I did not speak in tongues, and I was just as happy I didn’t. Although I had surrendered my life to Christ, I wasn’t prepared to surrender my tongue – at least not yet. That came several weeks later in my sleep. I dreamed I was speaking in tongues, and when I awoke these same strange syllables were passing through my lips. They have been bubbling up periodically ever since. Although they usually arrive unbidden, they never force themselves on me. I can stop as easily as turning off a faucet. I have no idea what I am saying, or if the syllables when strung together even constitute a language. My sense is that I am praying. But if I am in church, I am careful to keep the volume down so as not to disturb those who are reciting prayers out of a book.
For most of the last 40 years I earned my living as a writer, which would appear to have little in common with speaking in tongues. Granted, both involve stringing syllables together, but there the similarities end. Writing introduces a whole range of disciplines that need not burden an ardent charismatic: spelling, grammar, syntax and – not the least – meaning. The stuff you put down on paper has to mean something, which means you have to think about what you want to say and how best to say it. Writing is, by definition, premeditated, if not premasticated, like a cow chewing its cud. Although you strive for fluency, what you often get are fits and starts masquerading as fluency. I’d love to turn on a faucet and get the words to flow, but more often than not I get drips. At such times I take comfort in a story about Oscar Wilde, who supposedly spent a morning inserting a comma in one of his poems and an afternoon taking it out again. The story may well be apocryphal but a writer will recognize the essential truth of it. Wherever the words come from, they arrive in their own sweet time.
Where exactly do the words come from? The short answer is that we think them up. Yet this merely begs the question.

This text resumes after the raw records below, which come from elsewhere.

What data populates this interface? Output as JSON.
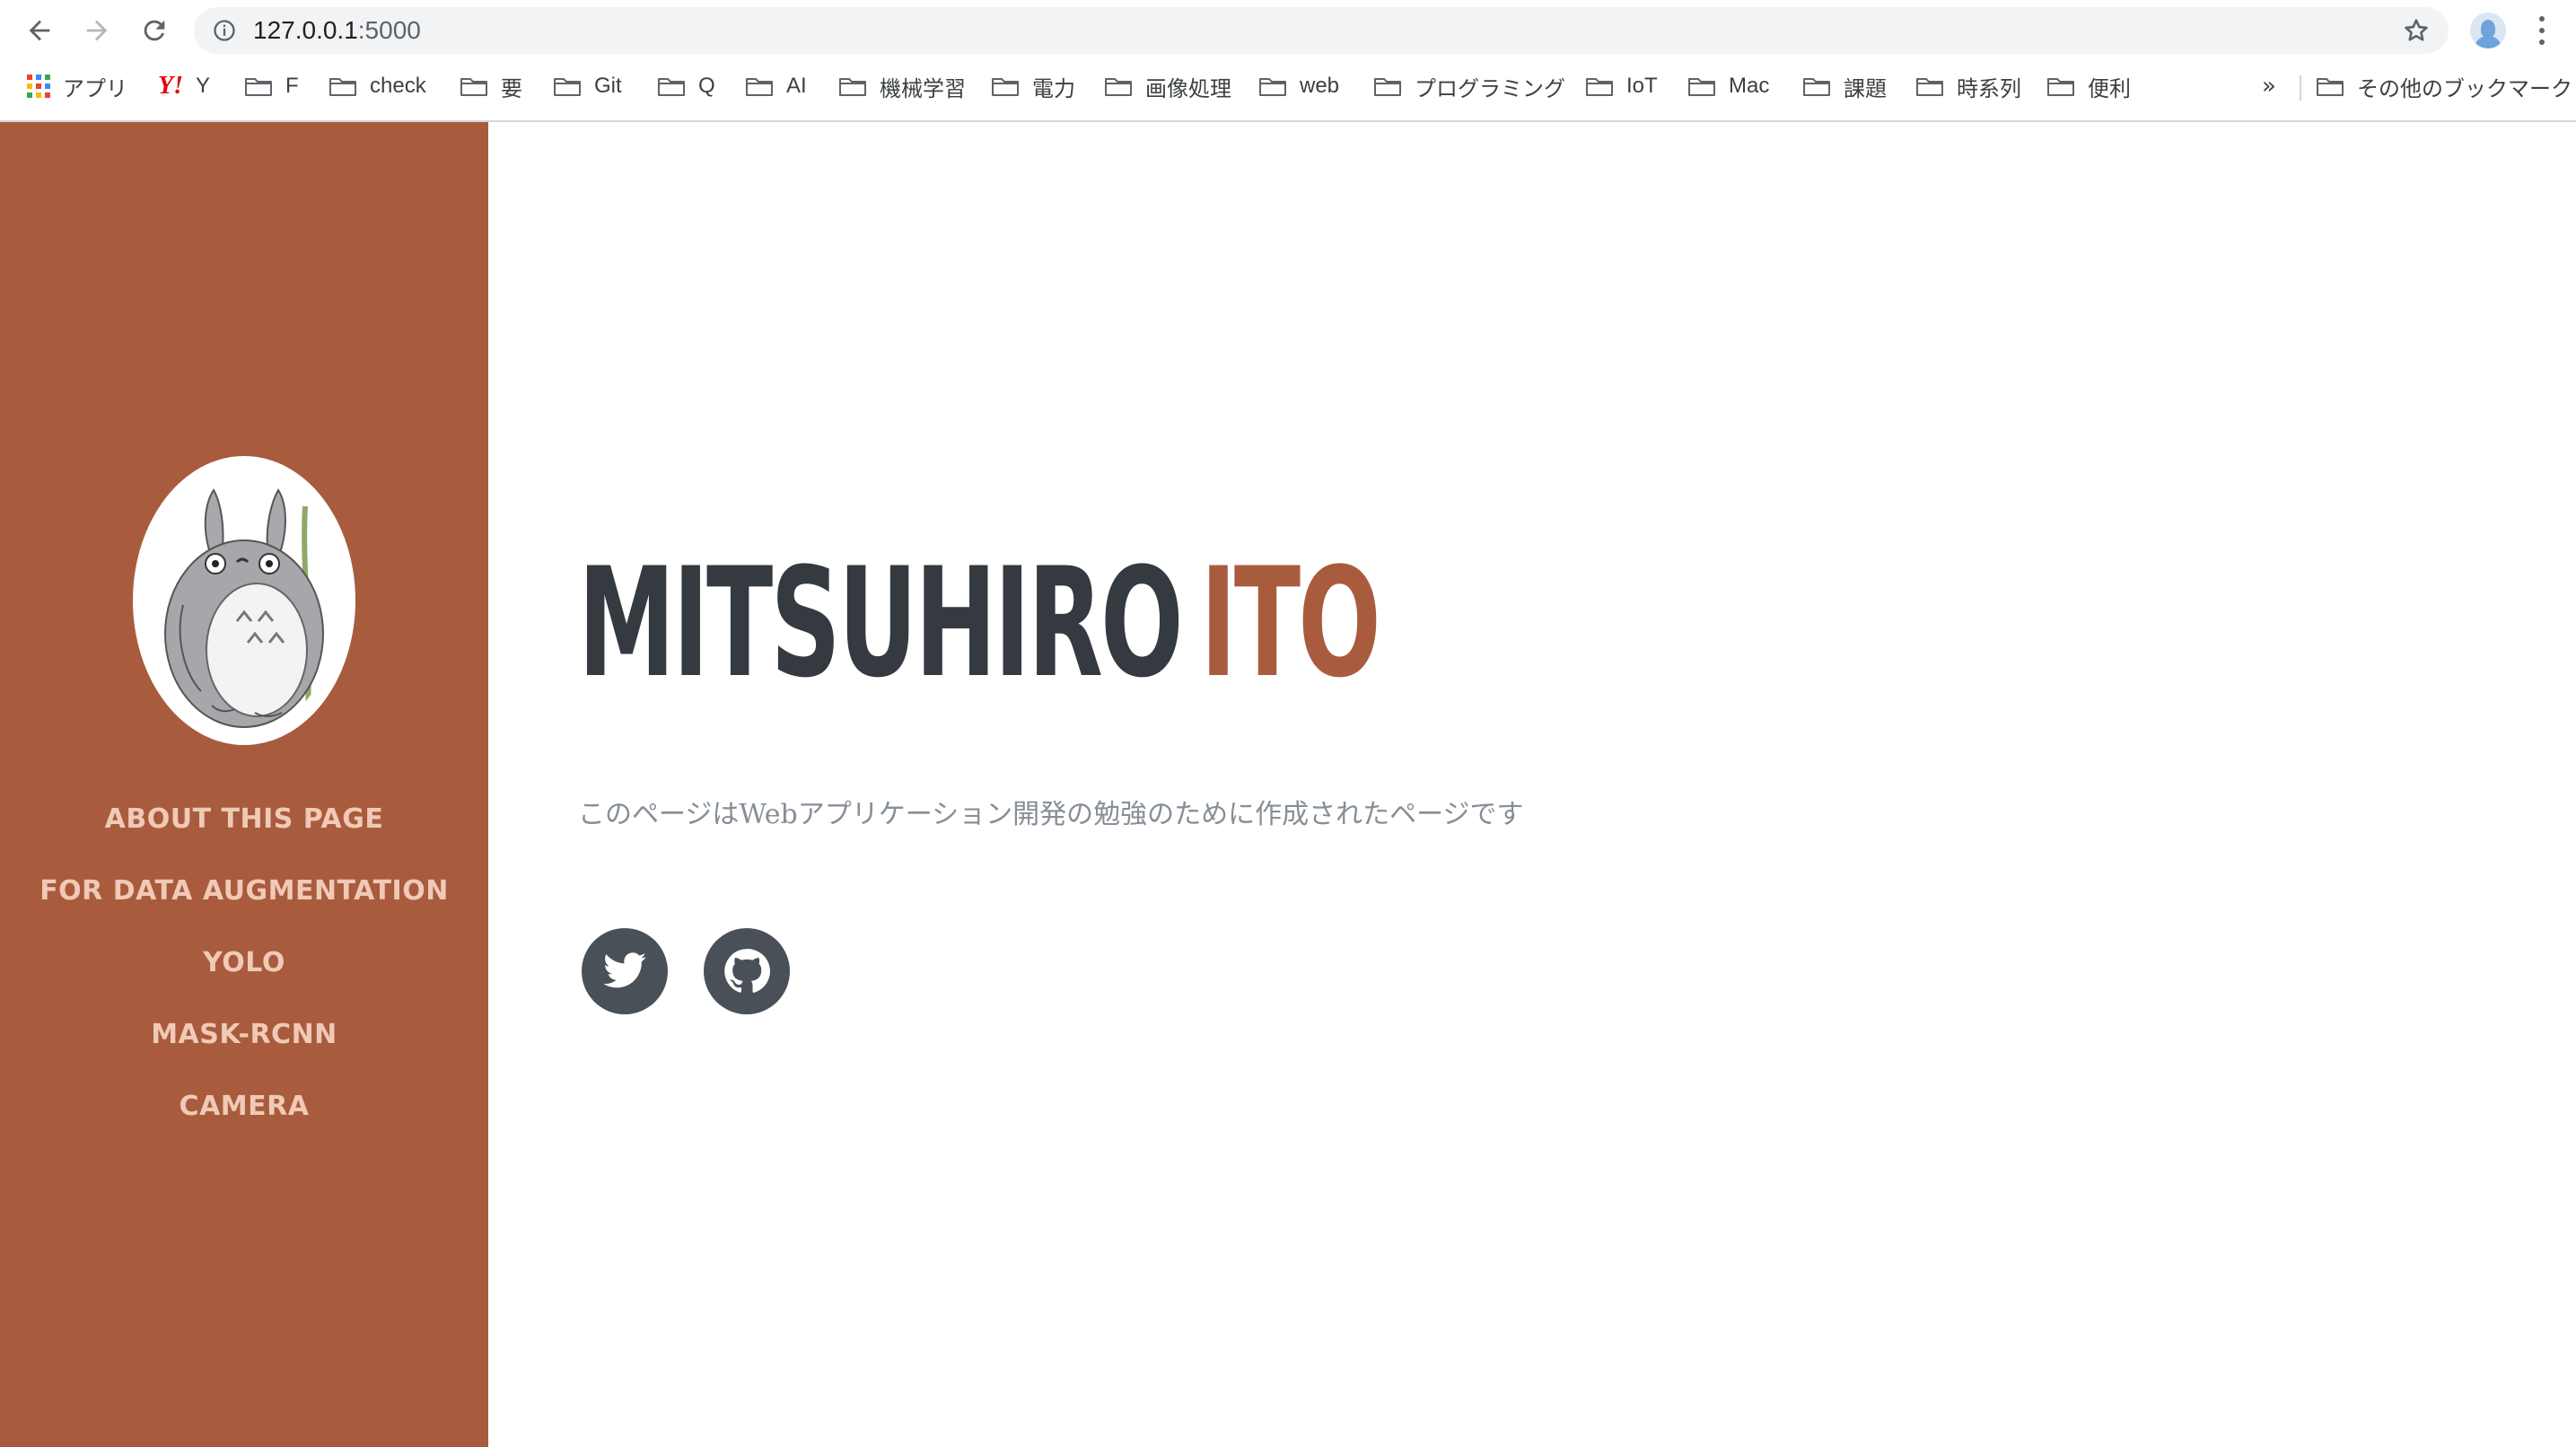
{
  "browser": {
    "url_host": "127.0.0.1",
    "url_port": ":5000",
    "bookmarks": [
      {
        "label": "アプリ",
        "icon": "apps-grid-icon"
      },
      {
        "label": "Y",
        "icon": "yahoo-icon",
        "icon_text": "Y!"
      },
      {
        "label": "F",
        "icon": "folder-icon"
      },
      {
        "label": "check",
        "icon": "folder-icon"
      },
      {
        "label": "要",
        "icon": "folder-icon"
      },
      {
        "label": "Git",
        "icon": "folder-icon"
      },
      {
        "label": "Q",
        "icon": "folder-icon"
      },
      {
        "label": "AI",
        "icon": "folder-icon"
      },
      {
        "label": "機械学習",
        "icon": "folder-icon"
      },
      {
        "label": "電力",
        "icon": "folder-icon"
      },
      {
        "label": "画像処理",
        "icon": "folder-icon"
      },
      {
        "label": "web",
        "icon": "folder-icon"
      },
      {
        "label": "プログラミング",
        "icon": "folder-icon"
      },
      {
        "label": "IoT",
        "icon": "folder-icon"
      },
      {
        "label": "Mac",
        "icon": "folder-icon"
      },
      {
        "label": "課題",
        "icon": "folder-icon"
      },
      {
        "label": "時系列",
        "icon": "folder-icon"
      },
      {
        "label": "便利",
        "icon": "folder-icon"
      }
    ],
    "overflow_label": "»",
    "other_bookmarks": "その他のブックマーク"
  },
  "sidebar": {
    "nav": [
      {
        "label": "ABOUT THIS PAGE"
      },
      {
        "label": "FOR DATA AUGMENTATION"
      },
      {
        "label": "YOLO"
      },
      {
        "label": "MASK-RCNN"
      },
      {
        "label": "CAMERA"
      }
    ]
  },
  "main": {
    "first_name": "MITSUHIRO",
    "last_name": "ITO",
    "lead": "このページはWebアプリケーション開発の勉強のために作成されたページです",
    "social": [
      {
        "icon": "twitter-icon"
      },
      {
        "icon": "github-icon"
      }
    ]
  },
  "colors": {
    "primary": "#a85c3d",
    "nav_text": "#f0c9b7",
    "dark": "#343a40",
    "muted": "#868e96",
    "social_bg": "#495057"
  }
}
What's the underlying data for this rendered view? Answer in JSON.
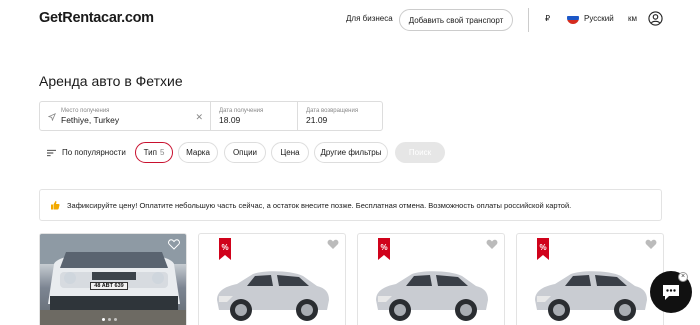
{
  "header": {
    "logo": "GetRentacar.com",
    "business_link": "Для бизнеса",
    "add_transport": "Добавить свой транспорт",
    "currency": "₽",
    "language": "Русский",
    "units": "км"
  },
  "page": {
    "title": "Аренда авто в Фетхие"
  },
  "search": {
    "location_label": "Место получения",
    "location_value": "Fethiye, Turkey",
    "pickup_label": "Дата получения",
    "pickup_value": "18.09",
    "return_label": "Дата возвращения",
    "return_value": "21.09"
  },
  "filters": {
    "sort": "По популярности",
    "type": "Тип",
    "type_count": "5",
    "brand": "Марка",
    "options": "Опции",
    "price": "Цена",
    "other": "Другие фильтры",
    "search_button": "Поиск"
  },
  "banner": {
    "text": "Зафиксируйте цену! Оплатите небольшую часть сейчас, а остаток внесите позже. Бесплатная отмена. Возможность оплаты российской картой."
  },
  "cards": [
    {
      "plate": "48 ABT 639",
      "promo": false
    },
    {
      "promo": true
    },
    {
      "promo": true
    },
    {
      "promo": true
    }
  ],
  "colors": {
    "accent_red": "#c8102e",
    "chat_bg": "#111111"
  }
}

Words come to mind, but we don’t really know whether they bubbled up from the dark recesses of the brain or were piped in from somewhere else. For the most part, they arrive unbidden, and we happily take possession of them -- finder’s keepers. If the words please us and we write them down, we may even sign our name to them.
The issue of ownership looms large here, because their provenance tends to get ignored once we have deemed them to be “mine.” They are all wrapped up in our sense of personal identity; indeed, our thoughts are our personal identity, if Descartes is to be believed (“I think, therefore I am.”) To disassociate from the words that arrive unbidden from God knows where is to risk disassociating from oneself. This can either be a recipe for severe psychological dislocation or a breakthrough, depending. Why a breakthrough? Because once we have learned to see ourselves and our words impersonally, we can recognize them as gifts. For a writer, this can be liberating. The words may no longer be mine in the sense of owning them, but they are clearly mine to use. I am not inclined to look a gift horse in the mouth. I do not need to know where the words come from. I suspect they come from the same place that everything comes from. No matter whether I am speaking in tongues or speaking the King’s English, there is really only one source.